Stephanie Davies and volunteers at Blackburn Hall, organising craft packs for vulnerable people during lockdown

Lotherton’s assistant community curator Stephanie Davies has devised a creative way to keep in touch with the local community through a free craft box scheme. The 70 packs, which include a piece of plain white cotton and a variety of different sewing and craft resources, have been designed for vulnerable people who are experiencing the difficulties of self-isolation.

A craft pack with a cotton square and a variety of creative materials to decorate it with

Each individual receives a phone call from a local volunteer who discusses their needs in order to create a specially adapted craft pack. The volunteers modify the materials and resources for each person and encourage them to decorate the cotton square with a thank you message or image, highlighting anyone who has cared for them during the lockdown period.

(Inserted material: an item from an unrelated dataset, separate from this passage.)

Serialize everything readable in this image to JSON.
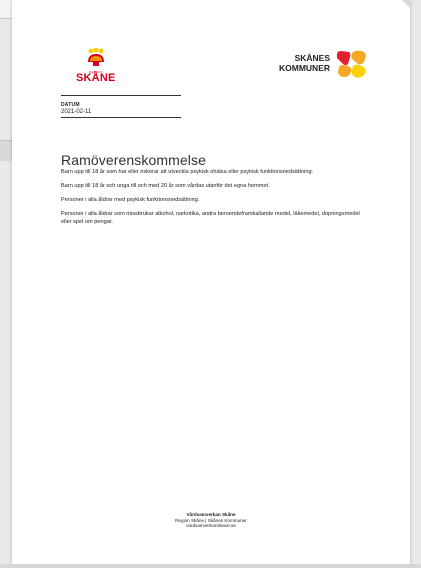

Once the packs have been organised and distributed, a volunteer buddy assists the individual in their creative project to help them produce a thank you square. On completion the squares are sent back to Lotherton’s History Group volunteers to be carefully stitched together. The pieces will eventually form a large banner which is intended for  display at the re-scheduled Nurses’ Picnic in 2021, celebrating the hard-working nursing staff of Leeds and beyond.

Mandy Farr and her son Joe Williams with craft packs for community

Everyone who takes part will be invited to the Nurses’ Picnic to see the banner and give thanks to everyone that supported them during the coronavirus pandemic. The event will include a gala/march , where banners will be carried by retired miners marking Hospital Day. Hospital Day was used to raise money for beds in hospitals for miners from the local villages, before the National Health Service was established.

Lotherton partnered with Rothwell Live at Home and Garforth NET in supporting SWIFT (Supporting Wellbeing Independence for Frailty) to bring the project to fruition. The project was developed and designed to encourage the positive mental wellbeing of frail people currently in isolation. Working with communities is at the heart of Leeds Museums & Galleries ethos and engaging those who have been hit hardest by the effects of lockdown has been key a focus for the Community team.

Discover the Florence Nightingale online exhibition and find out how to get involved with future activities.